Cognition: An Erica Reed Thriller – Episode Four (“The Cain Killer”)
It’s been one heck of a rollercoaster ride, but I suppose it has to end at some point. Erica Reed is returning for one last time in this engaging four-part series, itching to get her hands on the person responsible for killing her brother. I’m going to assume that you’ve played the past three episodes, but I’ll attempt to keep things as spoiler-free as possible. I’m also going to keep this review short and sweet, for reasons I’ll make clear in a moment. Before we bid our final goodbyes to the series, I’d like to thank Katie Hallahan from Phoenix Online Studios and Emily Morganti, a PR consultant on behalf of Phoenix Online Studios, for providing me with a free review copy.
The main menu, with the exception of the background music, was relatively the same as the previous three episodes. Since the game runs off of the Unity engine, you’ll receive a pop up before the game starts that allows you to adjust screen resolution, change the graphics quality, and toggle fullscreen. For those of you who have played the other three episodes, it’ll take you no time at all to get accustomed to the interface. In fact, it’s for this reason that I’ve decided to keep the review on the short side. Most of you who are reading this have already played the game at some point and it would be silly of me to waste your time with details that you already know.

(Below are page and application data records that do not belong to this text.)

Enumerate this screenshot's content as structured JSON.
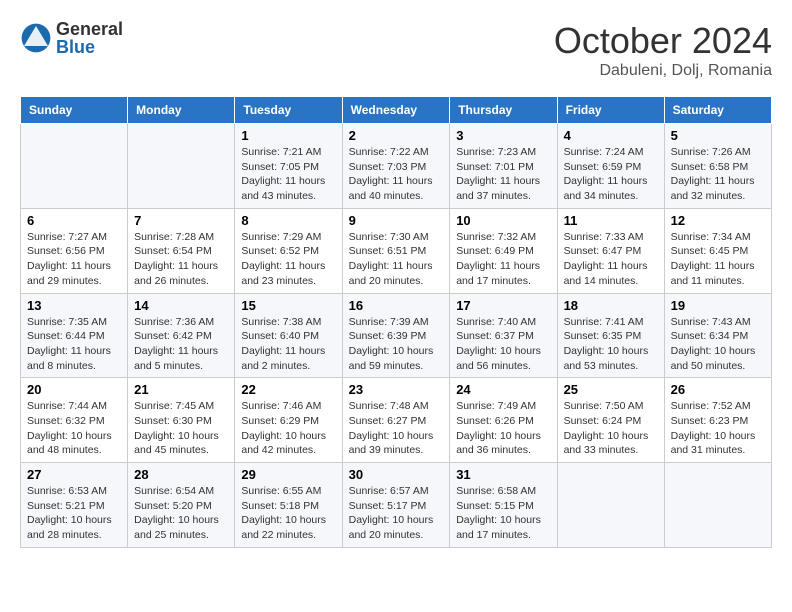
{
  "logo": {
    "general": "General",
    "blue": "Blue"
  },
  "title": "October 2024",
  "subtitle": "Dabuleni, Dolj, Romania",
  "days_of_week": [
    "Sunday",
    "Monday",
    "Tuesday",
    "Wednesday",
    "Thursday",
    "Friday",
    "Saturday"
  ],
  "weeks": [
    [
      {
        "day": "",
        "info": ""
      },
      {
        "day": "",
        "info": ""
      },
      {
        "day": "1",
        "info": "Sunrise: 7:21 AM\nSunset: 7:05 PM\nDaylight: 11 hours and 43 minutes."
      },
      {
        "day": "2",
        "info": "Sunrise: 7:22 AM\nSunset: 7:03 PM\nDaylight: 11 hours and 40 minutes."
      },
      {
        "day": "3",
        "info": "Sunrise: 7:23 AM\nSunset: 7:01 PM\nDaylight: 11 hours and 37 minutes."
      },
      {
        "day": "4",
        "info": "Sunrise: 7:24 AM\nSunset: 6:59 PM\nDaylight: 11 hours and 34 minutes."
      },
      {
        "day": "5",
        "info": "Sunrise: 7:26 AM\nSunset: 6:58 PM\nDaylight: 11 hours and 32 minutes."
      }
    ],
    [
      {
        "day": "6",
        "info": "Sunrise: 7:27 AM\nSunset: 6:56 PM\nDaylight: 11 hours and 29 minutes."
      },
      {
        "day": "7",
        "info": "Sunrise: 7:28 AM\nSunset: 6:54 PM\nDaylight: 11 hours and 26 minutes."
      },
      {
        "day": "8",
        "info": "Sunrise: 7:29 AM\nSunset: 6:52 PM\nDaylight: 11 hours and 23 minutes."
      },
      {
        "day": "9",
        "info": "Sunrise: 7:30 AM\nSunset: 6:51 PM\nDaylight: 11 hours and 20 minutes."
      },
      {
        "day": "10",
        "info": "Sunrise: 7:32 AM\nSunset: 6:49 PM\nDaylight: 11 hours and 17 minutes."
      },
      {
        "day": "11",
        "info": "Sunrise: 7:33 AM\nSunset: 6:47 PM\nDaylight: 11 hours and 14 minutes."
      },
      {
        "day": "12",
        "info": "Sunrise: 7:34 AM\nSunset: 6:45 PM\nDaylight: 11 hours and 11 minutes."
      }
    ],
    [
      {
        "day": "13",
        "info": "Sunrise: 7:35 AM\nSunset: 6:44 PM\nDaylight: 11 hours and 8 minutes."
      },
      {
        "day": "14",
        "info": "Sunrise: 7:36 AM\nSunset: 6:42 PM\nDaylight: 11 hours and 5 minutes."
      },
      {
        "day": "15",
        "info": "Sunrise: 7:38 AM\nSunset: 6:40 PM\nDaylight: 11 hours and 2 minutes."
      },
      {
        "day": "16",
        "info": "Sunrise: 7:39 AM\nSunset: 6:39 PM\nDaylight: 10 hours and 59 minutes."
      },
      {
        "day": "17",
        "info": "Sunrise: 7:40 AM\nSunset: 6:37 PM\nDaylight: 10 hours and 56 minutes."
      },
      {
        "day": "18",
        "info": "Sunrise: 7:41 AM\nSunset: 6:35 PM\nDaylight: 10 hours and 53 minutes."
      },
      {
        "day": "19",
        "info": "Sunrise: 7:43 AM\nSunset: 6:34 PM\nDaylight: 10 hours and 50 minutes."
      }
    ],
    [
      {
        "day": "20",
        "info": "Sunrise: 7:44 AM\nSunset: 6:32 PM\nDaylight: 10 hours and 48 minutes."
      },
      {
        "day": "21",
        "info": "Sunrise: 7:45 AM\nSunset: 6:30 PM\nDaylight: 10 hours and 45 minutes."
      },
      {
        "day": "22",
        "info": "Sunrise: 7:46 AM\nSunset: 6:29 PM\nDaylight: 10 hours and 42 minutes."
      },
      {
        "day": "23",
        "info": "Sunrise: 7:48 AM\nSunset: 6:27 PM\nDaylight: 10 hours and 39 minutes."
      },
      {
        "day": "24",
        "info": "Sunrise: 7:49 AM\nSunset: 6:26 PM\nDaylight: 10 hours and 36 minutes."
      },
      {
        "day": "25",
        "info": "Sunrise: 7:50 AM\nSunset: 6:24 PM\nDaylight: 10 hours and 33 minutes."
      },
      {
        "day": "26",
        "info": "Sunrise: 7:52 AM\nSunset: 6:23 PM\nDaylight: 10 hours and 31 minutes."
      }
    ],
    [
      {
        "day": "27",
        "info": "Sunrise: 6:53 AM\nSunset: 5:21 PM\nDaylight: 10 hours and 28 minutes."
      },
      {
        "day": "28",
        "info": "Sunrise: 6:54 AM\nSunset: 5:20 PM\nDaylight: 10 hours and 25 minutes."
      },
      {
        "day": "29",
        "info": "Sunrise: 6:55 AM\nSunset: 5:18 PM\nDaylight: 10 hours and 22 minutes."
      },
      {
        "day": "30",
        "info": "Sunrise: 6:57 AM\nSunset: 5:17 PM\nDaylight: 10 hours and 20 minutes."
      },
      {
        "day": "31",
        "info": "Sunrise: 6:58 AM\nSunset: 5:15 PM\nDaylight: 10 hours and 17 minutes."
      },
      {
        "day": "",
        "info": ""
      },
      {
        "day": "",
        "info": ""
      }
    ]
  ]
}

Rather, let’s take a brief look at the new things that this game introduces to the series. The main sticking point is a “trust” meter for each character that Erica interacts with. It behaves similarly to the way a trust meter would on larger RPGs like “Dragon Age” in that your dialogue choices largely affect how someone will behave towards you. This particular episode even goes so far as to penalize you by killing off characters, depending on how much certain characters trust you. Since this is the last episode in the series, this whole system makes sense as it gives the player different ways that the game can end. You’ll also, at one point, be allowed to switch freely between Erica and Cordelia in order to progress. We’ve seen the two interact in the past, but never in a direct manner such as this.
On a related note, you’ll be using most of the powers that Erica has learned over the course of time. You won’t be learning anything new this time around, but I found that I didn’t mind that a bit. The narrative was already becoming pretty complex at the end of the third episode, and I’m sort of glad that they’ve keep the learning required down to a minimum. Not to worry, you’ll still have access to postcognition, projection, regression, and synergy in order to solve puzzles as they come up. You’ll be relying on them pretty heavily too, so you may want to brush up if you haven’t entered the world of Erica Reed in a while. Like episode three, there’s more of an emphasis on the puzzles and less of an emphasis on traveling around a world map.
It’s difficult to write a review for a game that you are determined not to spoil, especially when the previous games in the series are similar in play style. I will go on record however and say that when the end credits began to roll, that I felt a sense of completion and satisfaction. The writing and the narrative were top-notch, from beginning to end. The art-style, while nothing new in the series as a whole, kept me engaged and interested. I must admit that the ending saddened me a bit, though I had a an inkling that the story would turn out the way it did. There were still a few things that caught me off guard however, especially when it came time to see how Cordelia would react during the moment of truth. If you’ve played the previous three episodes already, then picking the fourth one up is really a no-brainer…you should do it, now. If you’re new to the series and enjoy deep and engaging adventures filled with tough mind-bending puzzles, then the “Erica Reed” saga has you covered.
Final Verdict: 9/10
You can learn more about and purchase this game and/or the season pass via the official site, here:
All four reviews can be found here: